Directions for this task – Check each line below for "JSON" and report how many have it, nothing else.

━━ Input data

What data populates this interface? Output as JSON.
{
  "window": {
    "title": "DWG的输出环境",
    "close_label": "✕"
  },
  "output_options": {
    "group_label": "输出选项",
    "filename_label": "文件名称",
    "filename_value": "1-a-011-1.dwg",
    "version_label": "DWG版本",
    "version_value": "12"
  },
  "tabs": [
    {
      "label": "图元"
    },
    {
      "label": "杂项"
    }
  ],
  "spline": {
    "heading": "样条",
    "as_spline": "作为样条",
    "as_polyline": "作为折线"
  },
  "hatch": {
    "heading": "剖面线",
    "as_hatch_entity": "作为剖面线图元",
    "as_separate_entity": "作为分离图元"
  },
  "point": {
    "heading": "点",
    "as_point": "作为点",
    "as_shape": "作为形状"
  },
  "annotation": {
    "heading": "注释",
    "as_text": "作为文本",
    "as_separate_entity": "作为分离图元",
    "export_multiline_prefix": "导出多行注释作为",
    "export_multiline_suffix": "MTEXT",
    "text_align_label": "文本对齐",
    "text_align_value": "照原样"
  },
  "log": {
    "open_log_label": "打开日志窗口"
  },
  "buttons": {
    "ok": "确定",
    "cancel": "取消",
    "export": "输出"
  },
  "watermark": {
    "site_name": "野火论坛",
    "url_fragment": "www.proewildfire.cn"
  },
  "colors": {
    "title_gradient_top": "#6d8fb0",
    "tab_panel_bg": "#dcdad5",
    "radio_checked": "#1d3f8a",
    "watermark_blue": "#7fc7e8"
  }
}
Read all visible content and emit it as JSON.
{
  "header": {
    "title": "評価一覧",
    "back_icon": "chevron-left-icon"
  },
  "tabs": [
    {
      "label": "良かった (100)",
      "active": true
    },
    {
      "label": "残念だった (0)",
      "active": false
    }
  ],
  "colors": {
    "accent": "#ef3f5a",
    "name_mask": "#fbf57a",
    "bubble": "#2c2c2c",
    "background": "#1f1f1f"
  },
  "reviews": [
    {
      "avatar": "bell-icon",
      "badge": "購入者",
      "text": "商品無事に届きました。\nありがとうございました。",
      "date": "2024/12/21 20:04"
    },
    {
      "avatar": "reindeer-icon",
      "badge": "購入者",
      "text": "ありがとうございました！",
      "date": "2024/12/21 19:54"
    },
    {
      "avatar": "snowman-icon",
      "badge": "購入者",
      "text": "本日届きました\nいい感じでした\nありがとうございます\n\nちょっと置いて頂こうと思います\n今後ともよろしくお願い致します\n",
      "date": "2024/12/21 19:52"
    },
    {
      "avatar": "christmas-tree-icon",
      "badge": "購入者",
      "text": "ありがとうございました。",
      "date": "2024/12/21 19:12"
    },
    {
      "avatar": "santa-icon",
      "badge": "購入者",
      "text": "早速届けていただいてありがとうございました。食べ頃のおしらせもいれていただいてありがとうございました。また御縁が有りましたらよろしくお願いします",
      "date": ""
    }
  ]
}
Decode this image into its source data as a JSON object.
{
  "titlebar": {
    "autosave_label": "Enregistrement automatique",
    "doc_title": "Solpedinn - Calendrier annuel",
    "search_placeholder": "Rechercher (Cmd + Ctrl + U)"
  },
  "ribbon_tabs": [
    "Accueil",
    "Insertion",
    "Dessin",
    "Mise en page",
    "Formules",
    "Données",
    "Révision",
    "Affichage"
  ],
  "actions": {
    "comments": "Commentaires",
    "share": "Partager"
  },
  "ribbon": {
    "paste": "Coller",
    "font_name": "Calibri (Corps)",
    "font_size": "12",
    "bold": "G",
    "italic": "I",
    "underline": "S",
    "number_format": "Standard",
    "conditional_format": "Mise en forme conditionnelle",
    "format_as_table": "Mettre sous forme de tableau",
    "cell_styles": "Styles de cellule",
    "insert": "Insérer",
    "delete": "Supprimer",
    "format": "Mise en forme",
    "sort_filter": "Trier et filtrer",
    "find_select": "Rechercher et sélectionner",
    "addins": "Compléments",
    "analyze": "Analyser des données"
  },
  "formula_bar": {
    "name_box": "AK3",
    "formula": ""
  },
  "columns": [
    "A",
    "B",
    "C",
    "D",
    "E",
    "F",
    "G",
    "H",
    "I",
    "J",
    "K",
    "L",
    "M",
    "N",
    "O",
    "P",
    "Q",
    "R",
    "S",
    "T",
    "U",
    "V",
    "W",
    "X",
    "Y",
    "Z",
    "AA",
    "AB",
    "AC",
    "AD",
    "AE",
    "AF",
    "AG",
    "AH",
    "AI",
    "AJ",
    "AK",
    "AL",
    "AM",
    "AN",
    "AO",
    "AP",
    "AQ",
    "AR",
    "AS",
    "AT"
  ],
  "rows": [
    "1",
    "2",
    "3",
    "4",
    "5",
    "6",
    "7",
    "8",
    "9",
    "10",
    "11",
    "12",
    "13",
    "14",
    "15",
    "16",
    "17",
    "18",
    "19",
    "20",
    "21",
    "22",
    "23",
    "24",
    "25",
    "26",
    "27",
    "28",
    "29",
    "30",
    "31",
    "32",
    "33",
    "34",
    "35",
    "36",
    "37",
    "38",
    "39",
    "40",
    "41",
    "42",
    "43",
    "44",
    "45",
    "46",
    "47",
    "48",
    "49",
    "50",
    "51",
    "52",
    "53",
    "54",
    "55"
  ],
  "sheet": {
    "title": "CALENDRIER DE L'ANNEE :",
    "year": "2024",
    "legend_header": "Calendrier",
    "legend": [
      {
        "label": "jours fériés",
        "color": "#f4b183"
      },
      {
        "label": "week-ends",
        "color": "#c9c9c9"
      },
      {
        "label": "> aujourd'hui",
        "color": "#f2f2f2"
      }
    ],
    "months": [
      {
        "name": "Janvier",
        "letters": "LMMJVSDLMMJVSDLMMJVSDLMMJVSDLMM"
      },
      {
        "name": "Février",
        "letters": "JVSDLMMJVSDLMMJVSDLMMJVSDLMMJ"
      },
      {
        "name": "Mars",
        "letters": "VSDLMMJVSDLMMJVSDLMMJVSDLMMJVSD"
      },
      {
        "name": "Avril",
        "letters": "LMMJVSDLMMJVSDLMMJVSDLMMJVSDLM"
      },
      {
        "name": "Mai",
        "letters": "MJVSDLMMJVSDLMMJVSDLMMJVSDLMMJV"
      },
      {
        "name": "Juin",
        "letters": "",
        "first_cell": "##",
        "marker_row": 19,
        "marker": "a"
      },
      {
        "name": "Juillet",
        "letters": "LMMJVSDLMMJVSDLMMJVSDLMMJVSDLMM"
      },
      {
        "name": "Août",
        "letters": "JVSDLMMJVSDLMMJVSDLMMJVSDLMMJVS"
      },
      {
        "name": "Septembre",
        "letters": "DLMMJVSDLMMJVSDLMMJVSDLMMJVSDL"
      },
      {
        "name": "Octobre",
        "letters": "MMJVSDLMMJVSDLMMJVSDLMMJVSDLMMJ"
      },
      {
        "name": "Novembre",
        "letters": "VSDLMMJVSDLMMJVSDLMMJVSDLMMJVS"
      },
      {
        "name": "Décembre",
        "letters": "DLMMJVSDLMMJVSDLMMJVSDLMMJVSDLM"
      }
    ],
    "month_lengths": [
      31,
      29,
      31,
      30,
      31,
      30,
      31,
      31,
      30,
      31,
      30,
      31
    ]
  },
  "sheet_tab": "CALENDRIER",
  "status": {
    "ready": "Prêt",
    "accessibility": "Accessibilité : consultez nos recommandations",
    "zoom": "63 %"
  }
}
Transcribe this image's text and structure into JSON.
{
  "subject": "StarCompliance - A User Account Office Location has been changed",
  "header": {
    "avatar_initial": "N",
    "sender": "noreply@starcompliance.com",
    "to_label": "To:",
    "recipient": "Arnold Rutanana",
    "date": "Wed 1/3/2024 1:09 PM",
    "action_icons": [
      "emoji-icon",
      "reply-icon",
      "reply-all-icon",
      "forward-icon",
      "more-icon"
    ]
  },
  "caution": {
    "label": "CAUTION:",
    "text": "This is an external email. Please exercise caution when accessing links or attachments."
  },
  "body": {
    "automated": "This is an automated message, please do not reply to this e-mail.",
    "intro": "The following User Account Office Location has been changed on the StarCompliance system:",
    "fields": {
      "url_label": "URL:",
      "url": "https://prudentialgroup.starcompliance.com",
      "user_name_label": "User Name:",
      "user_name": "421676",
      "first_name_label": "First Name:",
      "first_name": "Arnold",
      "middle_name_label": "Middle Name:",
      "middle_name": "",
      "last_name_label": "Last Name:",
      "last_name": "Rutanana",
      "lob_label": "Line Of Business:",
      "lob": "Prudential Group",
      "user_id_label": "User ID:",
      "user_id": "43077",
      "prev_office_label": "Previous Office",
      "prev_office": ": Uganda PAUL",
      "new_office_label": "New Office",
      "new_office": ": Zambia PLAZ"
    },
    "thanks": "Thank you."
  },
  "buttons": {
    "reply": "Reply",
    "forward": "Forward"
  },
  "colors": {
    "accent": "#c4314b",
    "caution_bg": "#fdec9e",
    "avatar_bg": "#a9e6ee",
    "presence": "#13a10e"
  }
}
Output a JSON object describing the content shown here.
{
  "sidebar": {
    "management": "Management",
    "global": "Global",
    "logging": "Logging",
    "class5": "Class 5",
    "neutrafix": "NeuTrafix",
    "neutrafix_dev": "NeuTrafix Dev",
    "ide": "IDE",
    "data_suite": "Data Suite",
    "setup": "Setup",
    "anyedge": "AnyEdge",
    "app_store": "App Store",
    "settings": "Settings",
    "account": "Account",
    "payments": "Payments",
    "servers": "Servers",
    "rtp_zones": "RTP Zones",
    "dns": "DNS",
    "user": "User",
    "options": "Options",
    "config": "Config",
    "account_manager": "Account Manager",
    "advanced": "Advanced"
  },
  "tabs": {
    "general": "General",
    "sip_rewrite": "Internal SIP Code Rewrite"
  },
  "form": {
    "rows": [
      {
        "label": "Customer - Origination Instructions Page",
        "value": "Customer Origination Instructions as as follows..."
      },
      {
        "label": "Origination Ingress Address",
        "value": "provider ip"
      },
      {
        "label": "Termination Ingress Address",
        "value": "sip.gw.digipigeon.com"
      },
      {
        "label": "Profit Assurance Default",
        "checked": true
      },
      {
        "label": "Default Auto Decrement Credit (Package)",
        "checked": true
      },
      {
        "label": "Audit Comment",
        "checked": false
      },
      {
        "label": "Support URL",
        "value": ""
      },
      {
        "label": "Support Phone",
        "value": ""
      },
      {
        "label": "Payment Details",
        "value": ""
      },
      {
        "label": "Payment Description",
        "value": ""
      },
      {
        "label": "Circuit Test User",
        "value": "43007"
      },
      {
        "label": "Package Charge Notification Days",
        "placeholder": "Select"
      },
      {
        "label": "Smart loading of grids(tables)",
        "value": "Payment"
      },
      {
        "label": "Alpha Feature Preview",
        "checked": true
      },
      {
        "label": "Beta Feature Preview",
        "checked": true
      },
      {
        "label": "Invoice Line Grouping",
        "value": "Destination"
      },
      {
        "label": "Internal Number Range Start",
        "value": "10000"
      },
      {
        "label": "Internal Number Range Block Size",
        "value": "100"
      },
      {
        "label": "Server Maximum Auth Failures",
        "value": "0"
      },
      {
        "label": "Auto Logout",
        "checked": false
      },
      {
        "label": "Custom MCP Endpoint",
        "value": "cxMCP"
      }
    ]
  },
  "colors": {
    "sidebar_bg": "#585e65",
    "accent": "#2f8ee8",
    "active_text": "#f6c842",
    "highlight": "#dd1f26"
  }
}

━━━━

Response – 5